A guest blog entry from Ben Sussman, writer of Eastland to be presented at this year’s Festival of New Musicals.
Years back, when I first heard Andy White’s pitch for Eastland, I was incredulous. “Another sinking ship musical? Are you kidding me?” The Titanic story has already been romanticized for decades, because it has all the elements of a tabloid headline: fabulously wealthy people, tremendous hubris, followed by karmic retribution.
But the Eastland story is almost exactly the opposite. While the time period is the same (1915), here we have a bunch of low-income, blue collar immigrants boarding a boat for their corporate summer picnic.
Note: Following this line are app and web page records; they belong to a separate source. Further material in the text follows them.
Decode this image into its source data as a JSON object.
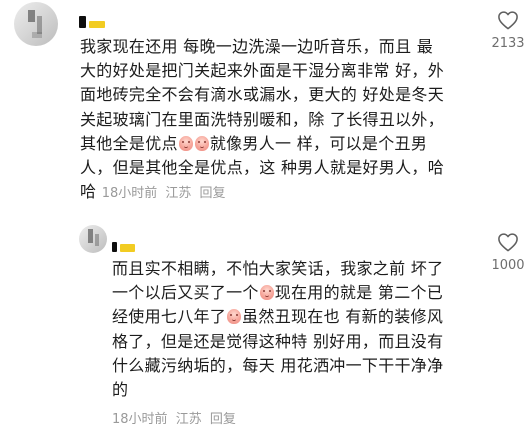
{
  "comment": {
    "lines": [
      "我家现在还用 每晚一边洗澡一边听音乐，而且",
      "最大的好处是把门关起来外面是干湿分离非常",
      "好，外面地砖完全不会有滴水或漏水，更大的",
      "好处是冬天关起玻璃门在里面洗特别暖和，除",
      "了长得丑以外，其他全是优点",
      "就像男人一",
      "样，可以是个丑男人，但是其他全是优点，这",
      "种男人就是好男人，哈哈"
    ],
    "time": "18小时前",
    "location": "江苏",
    "reply_label": "回复",
    "likes": "2133",
    "emoji_icon": "peach-face-emoji"
  },
  "reply": {
    "lines": [
      "而且实不相瞒，不怕大家笑话，我家之前",
      "坏了一个以后又买了一个",
      "现在用的就是",
      "第二个已经使用七八年了",
      "虽然丑现在也",
      "有新的装修风格了，但是还是觉得这种特",
      "别好用，而且没有什么藏污纳垢的，每天",
      "用花洒冲一下干干净净的"
    ],
    "time": "18小时前",
    "location": "江苏",
    "reply_label": "回复",
    "likes": "1000",
    "emoji_icon": "peach-face-emoji"
  },
  "colors": {
    "username_accent": "#f2cc22",
    "meta_text": "#9a9a9a",
    "like_count": "#6e6e6e"
  },
  "icons": {
    "like": "heart-outline-icon"
  }
}
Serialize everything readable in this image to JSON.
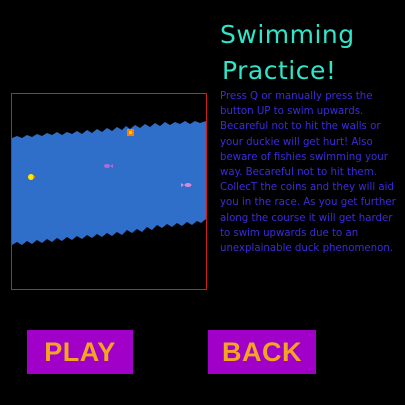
{
  "title": {
    "line1": "Swimming",
    "line2": "Practice!"
  },
  "instructions": "Press Q or manually press the button UP to swim upwards. Becareful not to hit the walls or your duckie will get hurt! Also beware of fishies swimming your way. Becareful not to hit them. CollecT the coins and they will aid you in the race. As you get further along the course it will get harder to swim upwards due to an unexplainable duck phenomenon.",
  "buttons": {
    "play": "PLAY",
    "back": "BACK"
  },
  "colors": {
    "background": "#000000",
    "title": "#2fe6c8",
    "instructions": "#3b2bdc",
    "button_bg": "#a000c8",
    "button_text": "#f2a423",
    "preview_border": "#d11c1c",
    "water": "#2f6ec9"
  },
  "preview_sprites": {
    "duck": "duck-icon",
    "coin": "coin-icon",
    "fish": "fish-icon",
    "obstacle": "obstacle-icon"
  }
}
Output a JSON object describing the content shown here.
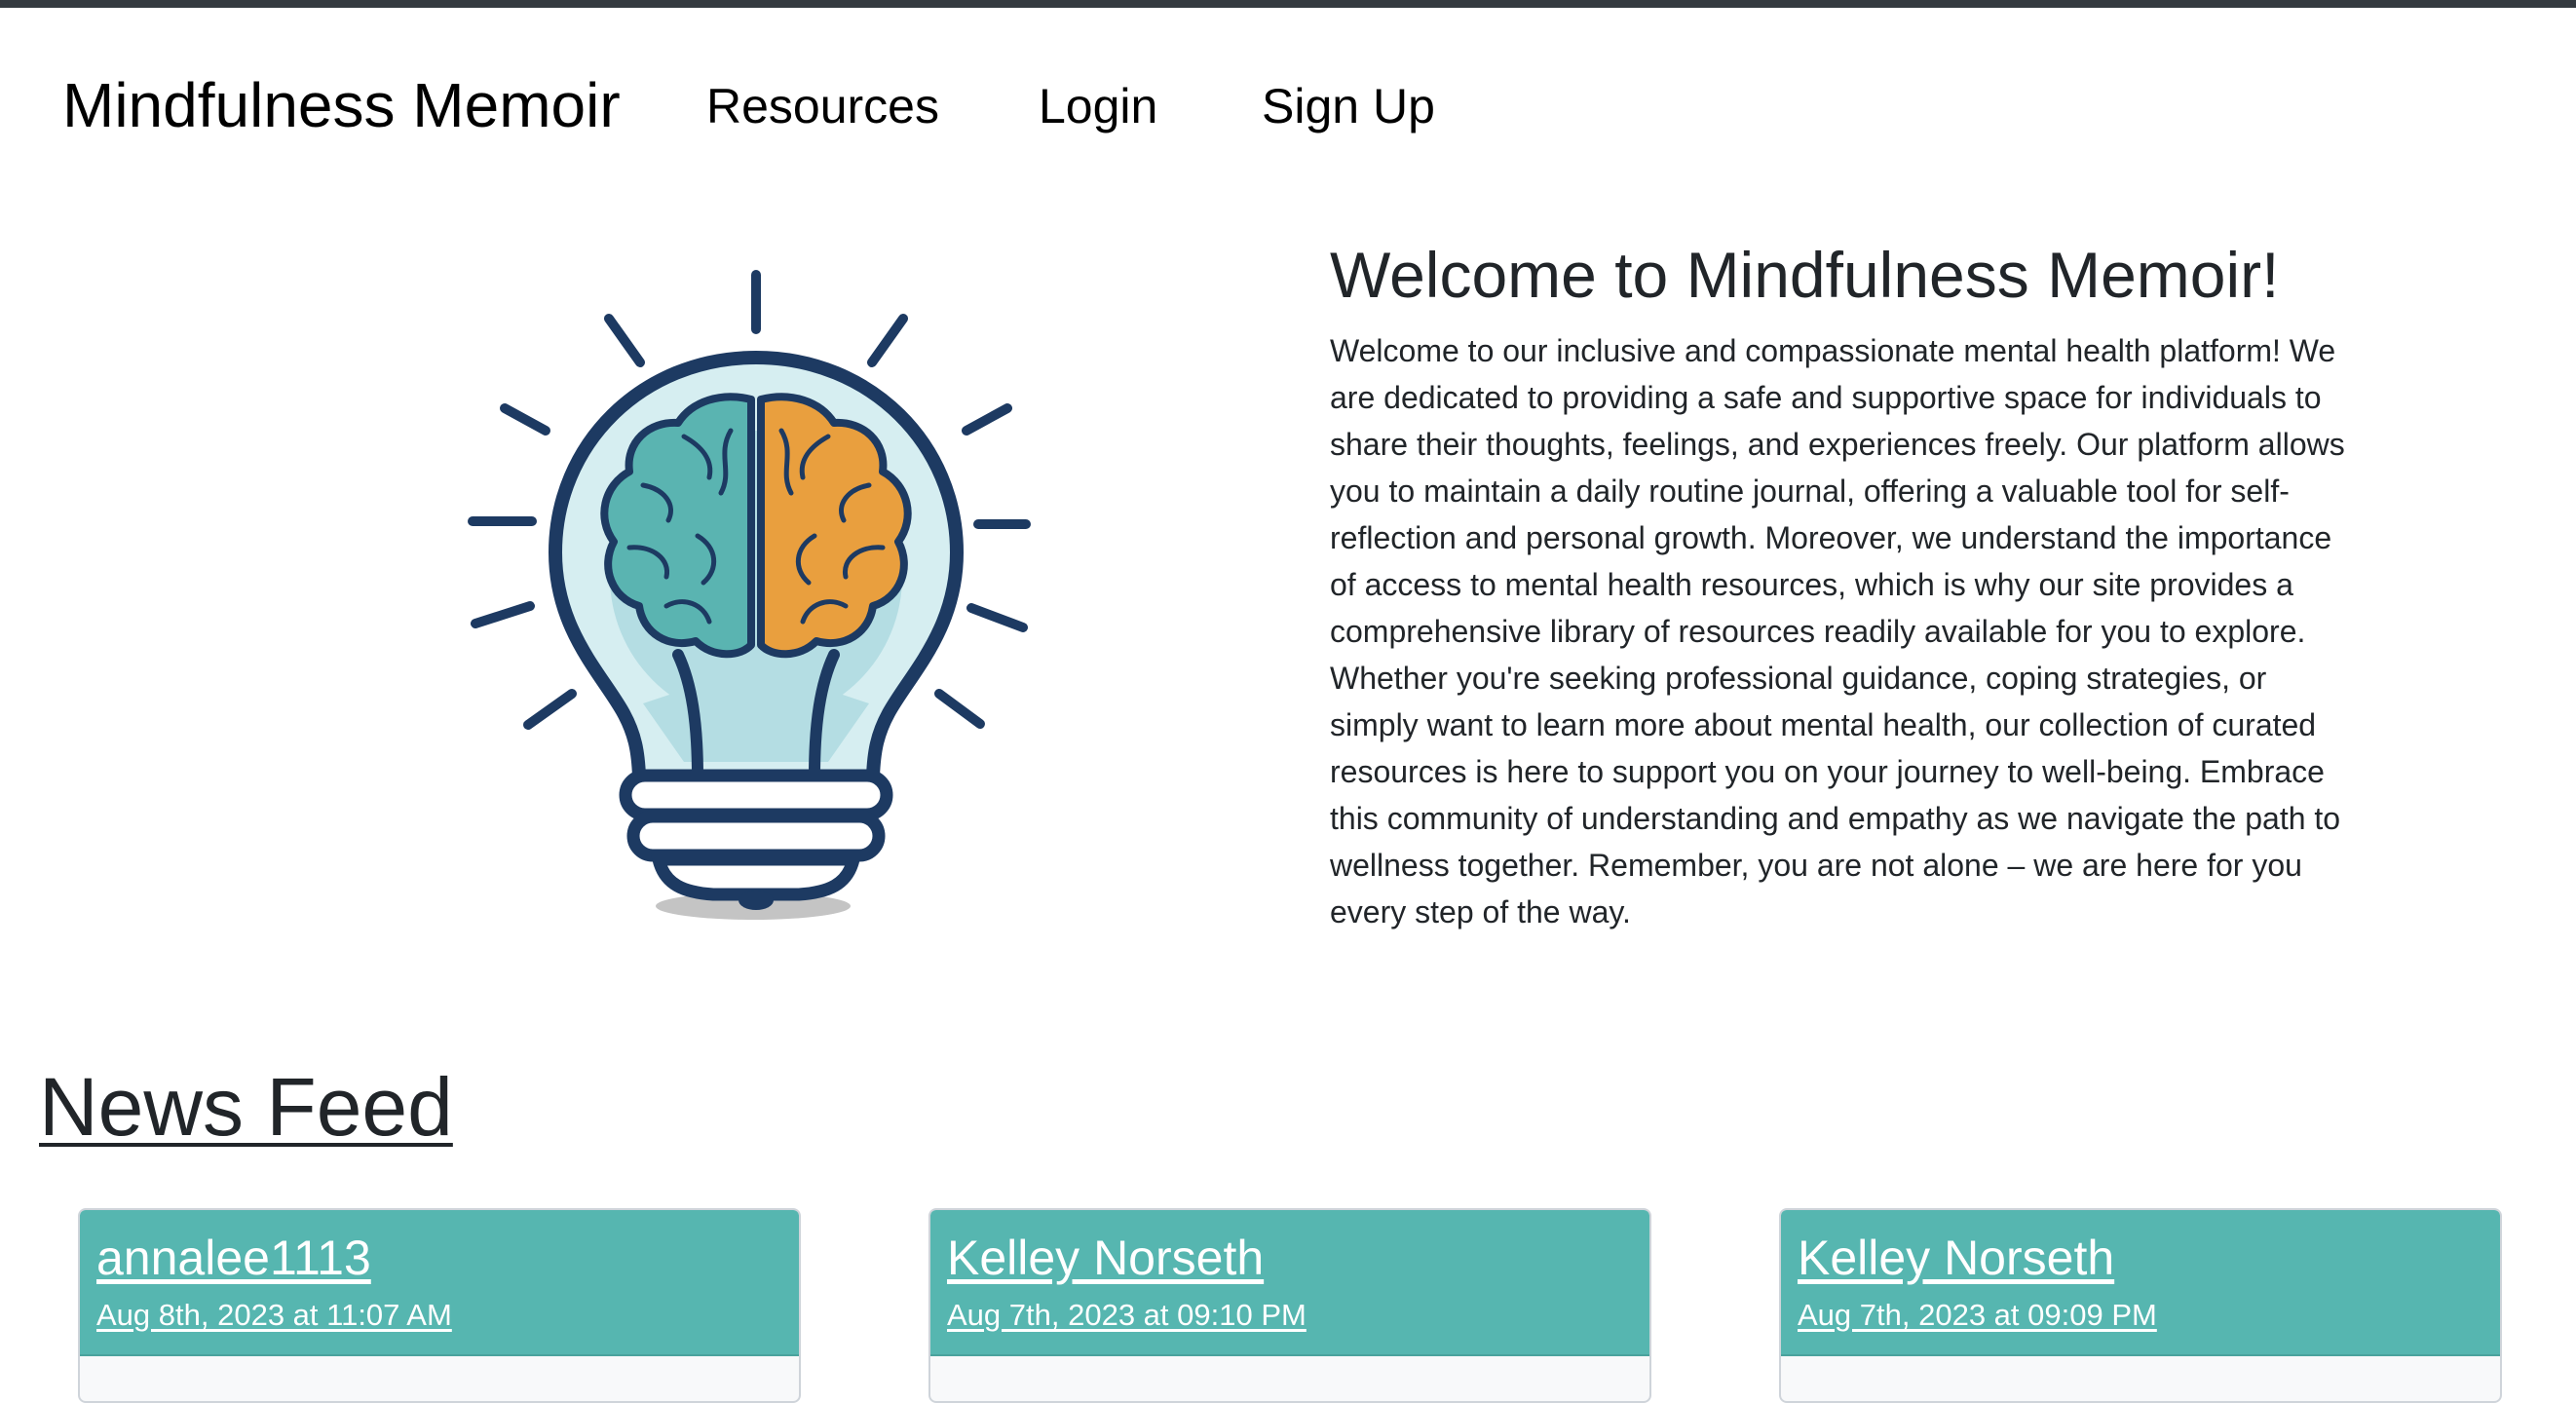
{
  "nav": {
    "brand": "Mindfulness Memoir",
    "links": [
      "Resources",
      "Login",
      "Sign Up"
    ]
  },
  "hero": {
    "image_icon": "lightbulb-brain-icon",
    "title": "Welcome to Mindfulness Memoir!",
    "body": "Welcome to our inclusive and compassionate mental health platform! We are dedicated to providing a safe and supportive space for individuals to share their thoughts, feelings, and experiences freely. Our platform allows you to maintain a daily routine journal, offering a valuable tool for self-reflection and personal growth. Moreover, we understand the importance of access to mental health resources, which is why our site provides a comprehensive library of resources readily available for you to explore. Whether you're seeking professional guidance, coping strategies, or simply want to learn more about mental health, our collection of curated resources is here to support you on your journey to well-being. Embrace this community of understanding and empathy as we navigate the path to wellness together. Remember, you are not alone – we are here for you every step of the way."
  },
  "news_feed": {
    "title": "News Feed",
    "posts": [
      {
        "user": "annalee1113",
        "date": "Aug 8th, 2023 at 11:07 AM"
      },
      {
        "user": "Kelley Norseth",
        "date": "Aug 7th, 2023 at 09:10 PM"
      },
      {
        "user": "Kelley Norseth",
        "date": "Aug 7th, 2023 at 09:09 PM"
      }
    ]
  },
  "colors": {
    "top_bar": "#343a40",
    "card_header": "#56b6b0",
    "brain_left": "#5ab4b1",
    "brain_right": "#e99f3e",
    "bulb_outline": "#1d3a62"
  }
}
Before the ship even leaves the dock, it capsizes and more than 800 people drown. There is brief media attention, then silence. This was the worst boating disaster in U.S. history and to this day almost nobody has heard of it.
And so Andy approaches his script thoughtfully: if such a tragedy is so easily forgotten, what does that mean about the value of these people’s lives? Does their socioeconomic status make them less important? What is the value of anyone’s life? And are we really in control of our path to the extent that we think we are?
Things shift, they change
That’s life, it rearranges
And speaking of unexpected twists — I recently discovered that this story is directly relevant to my own. Through genealogical research and interviews, I learned that my own great grandfather was yet another employee set to board the Eastland. He arrived a bit late, after the boat had already turned over. If he had showed up 20 minutes earlier, would I even be here to help tell the story?
Needless to say, it was an intense and thrilling experience bringing this show into a full production at Lookingglass Theatre last year. And now the excitement has returned again as we begin to make cuts, dust off the score, and discuss casting options for the NAMT production. We can’t wait to spin this tale with new voices, to an even larger audience.